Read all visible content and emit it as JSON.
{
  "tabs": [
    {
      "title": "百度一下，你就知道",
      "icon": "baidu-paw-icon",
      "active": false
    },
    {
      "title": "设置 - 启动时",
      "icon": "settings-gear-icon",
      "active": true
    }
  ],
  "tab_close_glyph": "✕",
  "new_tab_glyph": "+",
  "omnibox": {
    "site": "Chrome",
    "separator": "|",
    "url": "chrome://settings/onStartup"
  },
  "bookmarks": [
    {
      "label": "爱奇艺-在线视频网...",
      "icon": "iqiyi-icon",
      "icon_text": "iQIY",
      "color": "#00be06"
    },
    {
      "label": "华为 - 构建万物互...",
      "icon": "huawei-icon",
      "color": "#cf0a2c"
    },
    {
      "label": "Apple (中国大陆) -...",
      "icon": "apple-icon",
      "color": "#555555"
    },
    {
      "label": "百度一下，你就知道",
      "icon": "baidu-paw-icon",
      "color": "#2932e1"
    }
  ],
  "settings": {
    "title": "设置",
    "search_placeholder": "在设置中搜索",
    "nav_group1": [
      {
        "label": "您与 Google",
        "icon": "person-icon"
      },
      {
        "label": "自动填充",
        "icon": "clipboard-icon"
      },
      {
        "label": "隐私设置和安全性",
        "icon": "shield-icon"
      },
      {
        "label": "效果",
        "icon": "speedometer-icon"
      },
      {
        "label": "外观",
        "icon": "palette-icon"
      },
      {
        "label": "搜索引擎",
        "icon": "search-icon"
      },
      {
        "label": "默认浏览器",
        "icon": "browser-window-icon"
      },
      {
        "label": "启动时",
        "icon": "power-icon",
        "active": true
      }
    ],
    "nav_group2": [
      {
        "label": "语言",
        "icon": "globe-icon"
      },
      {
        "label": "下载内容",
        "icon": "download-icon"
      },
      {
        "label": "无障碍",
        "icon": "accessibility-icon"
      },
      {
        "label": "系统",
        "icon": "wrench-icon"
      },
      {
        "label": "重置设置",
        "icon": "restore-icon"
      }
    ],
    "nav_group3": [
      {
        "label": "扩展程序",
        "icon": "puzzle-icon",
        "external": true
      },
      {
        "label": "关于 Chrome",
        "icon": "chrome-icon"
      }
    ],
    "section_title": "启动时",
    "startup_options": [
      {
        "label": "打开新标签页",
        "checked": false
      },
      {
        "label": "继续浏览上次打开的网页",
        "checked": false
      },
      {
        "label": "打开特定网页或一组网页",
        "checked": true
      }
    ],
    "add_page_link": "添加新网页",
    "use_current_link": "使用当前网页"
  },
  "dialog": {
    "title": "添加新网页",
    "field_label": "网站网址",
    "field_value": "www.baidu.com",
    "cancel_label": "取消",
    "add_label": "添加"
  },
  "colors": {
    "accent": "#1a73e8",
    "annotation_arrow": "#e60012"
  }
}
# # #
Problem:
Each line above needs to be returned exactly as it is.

Written solution:
Read all visible content and emit it as JSON.
{
  "tabs": [
    {
      "title": "百度一下，你就知道",
      "icon": "baidu-paw-icon",
      "active": false
    },
    {
      "title": "设置 - 启动时",
      "icon": "settings-gear-icon",
      "active": true
    }
  ],
  "tab_close_glyph": "✕",
  "new_tab_glyph": "+",
  "omnibox": {
    "site": "Chrome",
    "separator": "|",
    "url": "chrome://settings/onStartup"
  },
  "bookmarks": [
    {
      "label": "爱奇艺-在线视频网...",
      "icon": "iqiyi-icon",
      "icon_text": "iQIY",
      "color": "#00be06"
    },
    {
      "label": "华为 - 构建万物互...",
      "icon": "huawei-icon",
      "color": "#cf0a2c"
    },
    {
      "label": "Apple (中国大陆) -...",
      "icon": "apple-icon",
      "color": "#555555"
    },
    {
      "label": "百度一下，你就知道",
      "icon": "baidu-paw-icon",
      "color": "#2932e1"
    }
  ],
  "settings": {
    "title": "设置",
    "search_placeholder": "在设置中搜索",
    "nav_group1": [
      {
        "label": "您与 Google",
        "icon": "person-icon"
      },
      {
        "label": "自动填充",
        "icon": "clipboard-icon"
      },
      {
        "label": "隐私设置和安全性",
        "icon": "shield-icon"
      },
      {
        "label": "效果",
        "icon": "speedometer-icon"
      },
      {
        "label": "外观",
        "icon": "palette-icon"
      },
      {
        "label": "搜索引擎",
        "icon": "search-icon"
      },
      {
        "label": "默认浏览器",
        "icon": "browser-window-icon"
      },
      {
        "label": "启动时",
        "icon": "power-icon",
        "active": true
      }
    ],
    "nav_group2": [
      {
        "label": "语言",
        "icon": "globe-icon"
      },
      {
        "label": "下载内容",
        "icon": "download-icon"
      },
      {
        "label": "无障碍",
        "icon": "accessibility-icon"
      },
      {
        "label": "系统",
        "icon": "wrench-icon"
      },
      {
        "label": "重置设置",
        "icon": "restore-icon"
      }
    ],
    "nav_group3": [
      {
        "label": "扩展程序",
        "icon": "puzzle-icon",
        "external": true
      },
      {
        "label": "关于 Chrome",
        "icon": "chrome-icon"
      }
    ],
    "section_title": "启动时",
    "startup_options": [
      {
        "label": "打开新标签页",
        "checked": false
      },
      {
        "label": "继续浏览上次打开的网页",
        "checked": false
      },
      {
        "label": "打开特定网页或一组网页",
        "checked": true
      }
    ],
    "add_page_link": "添加新网页",
    "use_current_link": "使用当前网页"
  },
  "dialog": {
    "title": "添加新网页",
    "field_label": "网站网址",
    "field_value": "www.baidu.com",
    "cancel_label": "取消",
    "add_label": "添加"
  },
  "colors": {
    "accent": "#1a73e8",
    "annotation_arrow": "#e60012"
  }
}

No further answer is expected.